Way to go, California parents who eschew routine childhood vaccinations.* Nice erosion of herd immunity. You’ve contributed to the worst statewide outbreak of pertussis (aka whooping cough) in the last 63 years. The last 63 years. Meaning since Truman was President.
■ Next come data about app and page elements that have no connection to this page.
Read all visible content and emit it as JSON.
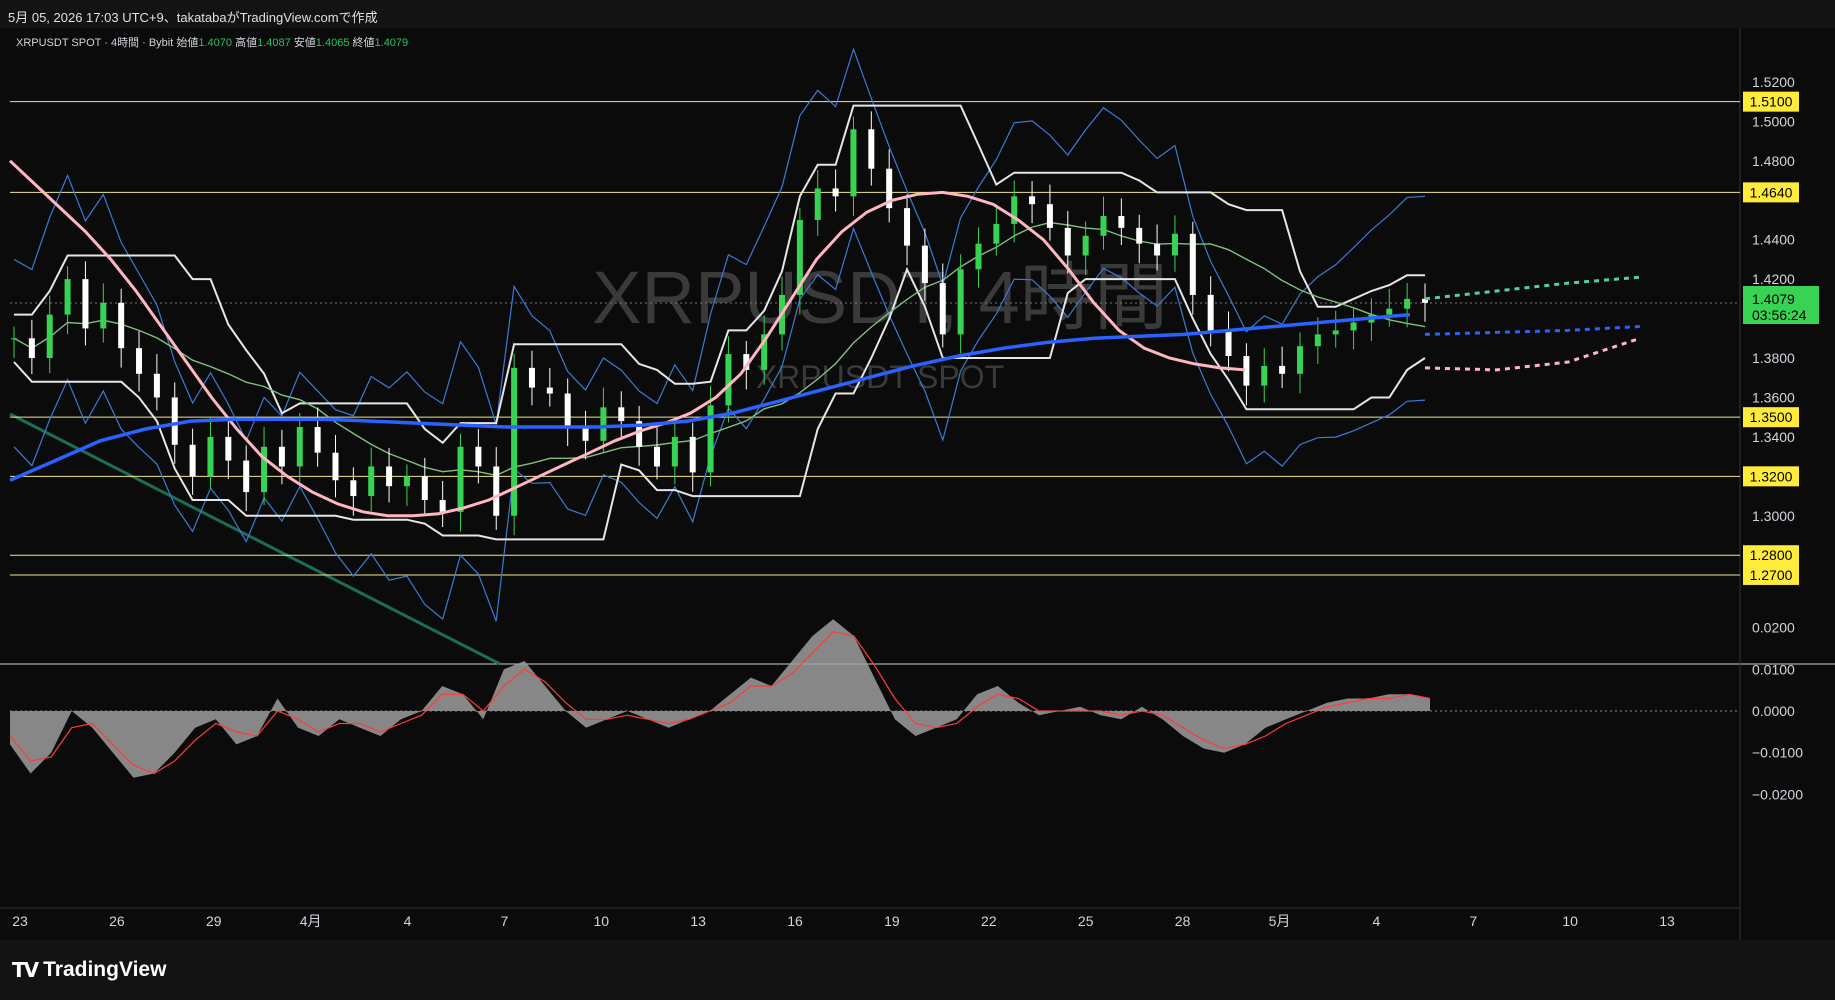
{
  "header": {
    "title": "5月 05, 2026 17:03 UTC+9、takatabaがTradingView.comで作成"
  },
  "legend": {
    "symbol": "XRPUSDT SPOT · 4時間 · Bybit",
    "open_label": "始値",
    "open": "1.4070",
    "high_label": "高値",
    "high": "1.4087",
    "low_label": "安値",
    "low": "1.4065",
    "close_label": "終値",
    "close": "1.4079"
  },
  "watermark": {
    "main": "XRPUSDT, 4時間",
    "sub": "XRPUSDT SPOT"
  },
  "footer": {
    "brand": "TradingView"
  },
  "colors": {
    "background": "#0b0b0b",
    "hline": "#f0e68c",
    "badge": "#ffeb3b",
    "current_badge": "#39d353",
    "candle_up": "#39d353",
    "candle_down": "#ffffff",
    "ma_fast": "#ffb6c1",
    "ma_slow": "#2962ff",
    "ma_mid": "#7fbf7f",
    "donchian": "#e6e6e6",
    "bollinger": "#3a7bd5",
    "trendline": "#1b6e55",
    "osc_area": "#9e9e9e",
    "osc_signal": "#ff3b3b"
  },
  "chart_data": [
    {
      "type": "line",
      "name_hidden": true,
      "y_axis_ticks": [
        "1.5200",
        "1.5000",
        "1.4800",
        "1.4400",
        "1.4200",
        "1.3800",
        "1.3600",
        "1.3400",
        "1.3000"
      ],
      "ylim": [
        1.262,
        1.532
      ],
      "x_axis_ticks": [
        "23",
        "26",
        "29",
        "4月",
        "4",
        "7",
        "10",
        "13",
        "16",
        "19",
        "22",
        "25",
        "28",
        "5月",
        "4",
        "7",
        "10",
        "13"
      ],
      "horizontal_levels": [
        "1.5100",
        "1.4640",
        "1.3500",
        "1.3200",
        "1.2800",
        "1.2700"
      ],
      "current_price": "1.4079",
      "countdown": "03:56:24",
      "price_path": [
        1.39,
        1.38,
        1.402,
        1.42,
        1.395,
        1.408,
        1.385,
        1.372,
        1.36,
        1.336,
        1.32,
        1.34,
        1.328,
        1.312,
        1.335,
        1.325,
        1.345,
        1.332,
        1.318,
        1.31,
        1.325,
        1.315,
        1.32,
        1.308,
        1.302,
        1.335,
        1.325,
        1.3,
        1.375,
        1.365,
        1.362,
        1.345,
        1.338,
        1.355,
        1.348,
        1.335,
        1.325,
        1.34,
        1.322,
        1.356,
        1.382,
        1.374,
        1.392,
        1.412,
        1.45,
        1.466,
        1.462,
        1.496,
        1.476,
        1.456,
        1.437,
        1.418,
        1.392,
        1.425,
        1.438,
        1.448,
        1.462,
        1.458,
        1.446,
        1.432,
        1.442,
        1.452,
        1.446,
        1.438,
        1.432,
        1.443,
        1.412,
        1.394,
        1.381,
        1.366,
        1.376,
        1.372,
        1.386,
        1.392,
        1.394,
        1.398,
        1.402,
        1.405,
        1.41,
        1.408
      ],
      "ma_fast": [
        1.48,
        1.468,
        1.456,
        1.444,
        1.43,
        1.414,
        1.396,
        1.378,
        1.36,
        1.344,
        1.33,
        1.32,
        1.312,
        1.306,
        1.302,
        1.3,
        1.3,
        1.301,
        1.304,
        1.308,
        1.314,
        1.32,
        1.326,
        1.332,
        1.338,
        1.343,
        1.347,
        1.352,
        1.36,
        1.372,
        1.39,
        1.41,
        1.43,
        1.444,
        1.454,
        1.46,
        1.463,
        1.464,
        1.462,
        1.458,
        1.45,
        1.44,
        1.425,
        1.408,
        1.394,
        1.385,
        1.38,
        1.377,
        1.375,
        1.374
      ],
      "ma_slow": [
        1.318,
        1.328,
        1.338,
        1.344,
        1.348,
        1.349,
        1.349,
        1.349,
        1.348,
        1.347,
        1.346,
        1.345,
        1.345,
        1.345,
        1.346,
        1.348,
        1.352,
        1.358,
        1.364,
        1.37,
        1.376,
        1.381,
        1.385,
        1.388,
        1.39,
        1.391,
        1.392,
        1.394,
        1.396,
        1.398,
        1.4,
        1.402
      ],
      "projections": [
        {
          "name_hidden": true,
          "y": [
            1.41,
            1.414,
            1.418,
            1.421
          ]
        },
        {
          "name_hidden": true,
          "y": [
            1.392,
            1.393,
            1.394,
            1.396
          ]
        },
        {
          "name_hidden": true,
          "y": [
            1.375,
            1.374,
            1.378,
            1.39
          ]
        }
      ]
    },
    {
      "type": "area",
      "y_axis_ticks": [
        "0.0200",
        "0.0100",
        "0.0000",
        "−0.0100",
        "−0.0200"
      ],
      "ylim": [
        -0.021,
        0.025
      ],
      "histogram": [
        -0.008,
        -0.015,
        -0.01,
        0.0,
        -0.004,
        -0.01,
        -0.016,
        -0.015,
        -0.01,
        -0.004,
        -0.002,
        -0.008,
        -0.006,
        0.003,
        -0.004,
        -0.006,
        -0.002,
        -0.004,
        -0.006,
        -0.002,
        0.0,
        0.006,
        0.004,
        -0.002,
        0.01,
        0.012,
        0.006,
        0.0,
        -0.004,
        -0.002,
        0.0,
        -0.002,
        -0.004,
        -0.002,
        0.0,
        0.004,
        0.008,
        0.006,
        0.012,
        0.018,
        0.022,
        0.018,
        0.008,
        -0.002,
        -0.006,
        -0.004,
        -0.002,
        0.004,
        0.006,
        0.002,
        -0.001,
        0.0,
        0.001,
        -0.001,
        -0.002,
        0.001,
        -0.002,
        -0.006,
        -0.009,
        -0.01,
        -0.008,
        -0.004,
        -0.002,
        0.0,
        0.002,
        0.003,
        0.003,
        0.004,
        0.004,
        0.003
      ],
      "signal": [
        -0.006,
        -0.012,
        -0.011,
        -0.004,
        -0.003,
        -0.008,
        -0.013,
        -0.015,
        -0.012,
        -0.007,
        -0.003,
        -0.005,
        -0.006,
        0.0,
        -0.002,
        -0.005,
        -0.003,
        -0.003,
        -0.005,
        -0.003,
        -0.001,
        0.004,
        0.004,
        0.0,
        0.006,
        0.01,
        0.007,
        0.002,
        -0.002,
        -0.002,
        -0.001,
        -0.002,
        -0.003,
        -0.002,
        0.0,
        0.002,
        0.006,
        0.006,
        0.009,
        0.014,
        0.019,
        0.018,
        0.011,
        0.003,
        -0.003,
        -0.004,
        -0.003,
        0.001,
        0.004,
        0.003,
        0.0,
        0.0,
        0.0,
        0.0,
        -0.001,
        0.0,
        -0.001,
        -0.004,
        -0.007,
        -0.009,
        -0.008,
        -0.006,
        -0.003,
        -0.001,
        0.001,
        0.002,
        0.003,
        0.003,
        0.004,
        0.003
      ]
    }
  ]
}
Meaning since Jackie Robinson broke the MLB color line.

Here’s the latest from the California Department of Public Health while I/we simply stew in my/our juices of frustration: 

  • There have been 7824 confirmed, probable, or suspect cases of pertussis reported between January 1st and December 15th. (There were 9394 reported cases in 1947.)
  • This year’s pertussis incidence rate in California is 20.0 per 100,000, which is the highest rate in 52 years. (The rate was 26.0 cases per 100,000 in 1958.)
  • There have been 10 deaths, 9 of which were Hispanic infants (who were too young to be immunized)
  • Children younger than 6 months of age have been particularly vulnerable to disease.
  • The California outbreak peaked in late July-early August, but “relatively high numbers of cases continue to be reported each week.”
  • Because a high level of herd (aka community) immunity is needed to reduce the incidence and spread of pertussis and the fact that vaccine-induced immunity wanes with time, a campaign to urge booster shots among adolescents and adults is ongoing. 
  • According to the CDPH, mothers or other close contacts are the most likely sources of pertussis for at-risk infants. The agency advises,

Thus vaccinating household contacts, health care personnel, and child care workers against pertussis is recommended at least 2 weeks before their contact with young infants. Increasing community immunity through widespread immunization will also decrease the chances that vulnerable infants will be exposed to pertussis. Immunization will also prevent debilitating cases of pertussis in older children, adolescents, and adults.

Unlike the historic California outbreak, which appears to be subsiding, a pertussis epidemic in upstate New York is gaining steam. It’s now at the point at which the Public Health Agency of Canada is advising its citizens “to be on guard against” the disease in the United States. Yes, Canadian officials are now warning about infectious travel risks…south of the 49th parallel.

* Because of, largely, the disproven fears of vaccine-related autism.

Photo of symptomatic child with pertussis from pertussis.com.

bmartin (1127 Posts)

A native East Tennessean, Barbara Martin is a formerly practicing, board-certified neurologist who received her BS (psychology, summa cum laude) and MD from Duke University before completing her postgraduate training (internship, residency, fellowship) at the Hospital of the University of Pennsylvania in Philadelphia. She has worked in academia, private practice, medical publishing, drug market research, and continuing medical education (CME). For the last 3 years, she has worked in a freelance capacity as a medical writer, analyst, and consultant. Follow Dr. Barbara Martin on and Twitter.